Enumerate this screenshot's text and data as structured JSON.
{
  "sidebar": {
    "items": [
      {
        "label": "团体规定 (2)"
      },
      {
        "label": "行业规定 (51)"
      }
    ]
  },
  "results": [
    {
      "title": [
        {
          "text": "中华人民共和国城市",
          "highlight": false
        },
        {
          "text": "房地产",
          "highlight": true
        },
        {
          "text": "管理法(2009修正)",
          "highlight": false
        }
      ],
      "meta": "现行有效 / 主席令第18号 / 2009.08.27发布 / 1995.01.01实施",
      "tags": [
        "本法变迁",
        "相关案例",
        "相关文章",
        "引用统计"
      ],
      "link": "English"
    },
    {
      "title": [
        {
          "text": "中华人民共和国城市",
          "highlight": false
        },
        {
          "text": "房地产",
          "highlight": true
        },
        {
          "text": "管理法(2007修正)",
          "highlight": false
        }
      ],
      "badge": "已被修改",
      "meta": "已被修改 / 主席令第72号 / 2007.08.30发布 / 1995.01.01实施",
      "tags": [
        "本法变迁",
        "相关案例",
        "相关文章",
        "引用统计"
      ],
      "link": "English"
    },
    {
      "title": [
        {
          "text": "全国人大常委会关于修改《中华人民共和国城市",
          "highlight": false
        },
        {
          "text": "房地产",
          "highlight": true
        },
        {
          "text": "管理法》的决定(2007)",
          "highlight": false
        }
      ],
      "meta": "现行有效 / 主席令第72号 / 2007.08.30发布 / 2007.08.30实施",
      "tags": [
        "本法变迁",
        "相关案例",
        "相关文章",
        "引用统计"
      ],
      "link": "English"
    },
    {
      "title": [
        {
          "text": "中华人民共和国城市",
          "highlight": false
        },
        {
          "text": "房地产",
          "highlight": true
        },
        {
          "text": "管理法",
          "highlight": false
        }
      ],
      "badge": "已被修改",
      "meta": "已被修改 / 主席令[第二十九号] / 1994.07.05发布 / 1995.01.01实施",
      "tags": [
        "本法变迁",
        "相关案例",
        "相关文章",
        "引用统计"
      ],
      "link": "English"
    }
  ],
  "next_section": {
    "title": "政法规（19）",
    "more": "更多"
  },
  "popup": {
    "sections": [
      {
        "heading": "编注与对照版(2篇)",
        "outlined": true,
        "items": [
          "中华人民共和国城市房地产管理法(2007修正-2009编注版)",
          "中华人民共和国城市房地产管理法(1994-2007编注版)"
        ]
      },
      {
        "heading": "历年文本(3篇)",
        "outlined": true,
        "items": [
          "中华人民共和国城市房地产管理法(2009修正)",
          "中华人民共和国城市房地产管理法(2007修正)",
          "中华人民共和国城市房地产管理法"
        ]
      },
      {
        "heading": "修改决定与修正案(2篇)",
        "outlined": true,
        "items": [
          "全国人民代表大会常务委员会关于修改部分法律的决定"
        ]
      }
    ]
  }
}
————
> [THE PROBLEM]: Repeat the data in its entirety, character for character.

> [YOUR SOLUTION]:
Enumerate this screenshot's text and data as structured JSON.
{
  "sidebar": {
    "items": [
      {
        "label": "团体规定 (2)"
      },
      {
        "label": "行业规定 (51)"
      }
    ]
  },
  "results": [
    {
      "title": [
        {
          "text": "中华人民共和国城市",
          "highlight": false
        },
        {
          "text": "房地产",
          "highlight": true
        },
        {
          "text": "管理法(2009修正)",
          "highlight": false
        }
      ],
      "meta": "现行有效 / 主席令第18号 / 2009.08.27发布 / 1995.01.01实施",
      "tags": [
        "本法变迁",
        "相关案例",
        "相关文章",
        "引用统计"
      ],
      "link": "English"
    },
    {
      "title": [
        {
          "text": "中华人民共和国城市",
          "highlight": false
        },
        {
          "text": "房地产",
          "highlight": true
        },
        {
          "text": "管理法(2007修正)",
          "highlight": false
        }
      ],
      "badge": "已被修改",
      "meta": "已被修改 / 主席令第72号 / 2007.08.30发布 / 1995.01.01实施",
      "tags": [
        "本法变迁",
        "相关案例",
        "相关文章",
        "引用统计"
      ],
      "link": "English"
    },
    {
      "title": [
        {
          "text": "全国人大常委会关于修改《中华人民共和国城市",
          "highlight": false
        },
        {
          "text": "房地产",
          "highlight": true
        },
        {
          "text": "管理法》的决定(2007)",
          "highlight": false
        }
      ],
      "meta": "现行有效 / 主席令第72号 / 2007.08.30发布 / 2007.08.30实施",
      "tags": [
        "本法变迁",
        "相关案例",
        "相关文章",
        "引用统计"
      ],
      "link": "English"
    },
    {
      "title": [
        {
          "text": "中华人民共和国城市",
          "highlight": false
        },
        {
          "text": "房地产",
          "highlight": true
        },
        {
          "text": "管理法",
          "highlight": false
        }
      ],
      "badge": "已被修改",
      "meta": "已被修改 / 主席令[第二十九号] / 1994.07.05发布 / 1995.01.01实施",
      "tags": [
        "本法变迁",
        "相关案例",
        "相关文章",
        "引用统计"
      ],
      "link": "English"
    }
  ],
  "next_section": {
    "title": "政法规（19）",
    "more": "更多"
  },
  "popup": {
    "sections": [
      {
        "heading": "编注与对照版(2篇)",
        "outlined": true,
        "items": [
          "中华人民共和国城市房地产管理法(2007修正-2009编注版)",
          "中华人民共和国城市房地产管理法(1994-2007编注版)"
        ]
      },
      {
        "heading": "历年文本(3篇)",
        "outlined": true,
        "items": [
          "中华人民共和国城市房地产管理法(2009修正)",
          "中华人民共和国城市房地产管理法(2007修正)",
          "中华人民共和国城市房地产管理法"
        ]
      },
      {
        "heading": "修改决定与修正案(2篇)",
        "outlined": true,
        "items": [
          "全国人民代表大会常务委员会关于修改部分法律的决定"
        ]
      }
    ]
  }
}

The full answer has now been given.